===== Exercise data =====
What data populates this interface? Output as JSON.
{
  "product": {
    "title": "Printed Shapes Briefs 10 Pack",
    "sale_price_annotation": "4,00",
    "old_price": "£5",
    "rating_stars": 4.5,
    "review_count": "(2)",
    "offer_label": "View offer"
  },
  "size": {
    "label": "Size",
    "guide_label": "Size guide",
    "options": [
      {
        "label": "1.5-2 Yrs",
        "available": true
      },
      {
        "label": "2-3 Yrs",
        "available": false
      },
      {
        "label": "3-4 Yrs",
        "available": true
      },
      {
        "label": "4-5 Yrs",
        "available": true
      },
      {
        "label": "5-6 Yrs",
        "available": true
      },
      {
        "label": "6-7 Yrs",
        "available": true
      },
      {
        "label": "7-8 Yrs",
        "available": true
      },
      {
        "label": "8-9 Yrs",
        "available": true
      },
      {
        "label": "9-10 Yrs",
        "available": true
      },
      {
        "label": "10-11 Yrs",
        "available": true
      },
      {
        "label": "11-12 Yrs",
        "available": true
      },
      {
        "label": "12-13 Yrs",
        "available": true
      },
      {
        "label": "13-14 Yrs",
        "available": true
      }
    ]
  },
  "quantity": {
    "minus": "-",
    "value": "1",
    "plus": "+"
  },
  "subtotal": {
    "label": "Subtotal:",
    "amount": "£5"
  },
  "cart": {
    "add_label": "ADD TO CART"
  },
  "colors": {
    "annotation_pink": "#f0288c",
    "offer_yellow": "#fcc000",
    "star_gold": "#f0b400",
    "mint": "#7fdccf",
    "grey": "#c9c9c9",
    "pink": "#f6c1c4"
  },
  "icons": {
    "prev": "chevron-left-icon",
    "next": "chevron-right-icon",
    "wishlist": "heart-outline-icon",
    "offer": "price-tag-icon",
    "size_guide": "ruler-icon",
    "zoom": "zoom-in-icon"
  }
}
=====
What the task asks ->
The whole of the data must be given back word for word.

Output of the exercise ->
What data populates this interface? Output as JSON.
{
  "product": {
    "title": "Printed Shapes Briefs 10 Pack",
    "sale_price_annotation": "4,00",
    "old_price": "£5",
    "rating_stars": 4.5,
    "review_count": "(2)",
    "offer_label": "View offer"
  },
  "size": {
    "label": "Size",
    "guide_label": "Size guide",
    "options": [
      {
        "label": "1.5-2 Yrs",
        "available": true
      },
      {
        "label": "2-3 Yrs",
        "available": false
      },
      {
        "label": "3-4 Yrs",
        "available": true
      },
      {
        "label": "4-5 Yrs",
        "available": true
      },
      {
        "label": "5-6 Yrs",
        "available": true
      },
      {
        "label": "6-7 Yrs",
        "available": true
      },
      {
        "label": "7-8 Yrs",
        "available": true
      },
      {
        "label": "8-9 Yrs",
        "available": true
      },
      {
        "label": "9-10 Yrs",
        "available": true
      },
      {
        "label": "10-11 Yrs",
        "available": true
      },
      {
        "label": "11-12 Yrs",
        "available": true
      },
      {
        "label": "12-13 Yrs",
        "available": true
      },
      {
        "label": "13-14 Yrs",
        "available": true
      }
    ]
  },
  "quantity": {
    "minus": "-",
    "value": "1",
    "plus": "+"
  },
  "subtotal": {
    "label": "Subtotal:",
    "amount": "£5"
  },
  "cart": {
    "add_label": "ADD TO CART"
  },
  "colors": {
    "annotation_pink": "#f0288c",
    "offer_yellow": "#fcc000",
    "star_gold": "#f0b400",
    "mint": "#7fdccf",
    "grey": "#c9c9c9",
    "pink": "#f6c1c4"
  },
  "icons": {
    "prev": "chevron-left-icon",
    "next": "chevron-right-icon",
    "wishlist": "heart-outline-icon",
    "offer": "price-tag-icon",
    "size_guide": "ruler-icon",
    "zoom": "zoom-in-icon"
  }
}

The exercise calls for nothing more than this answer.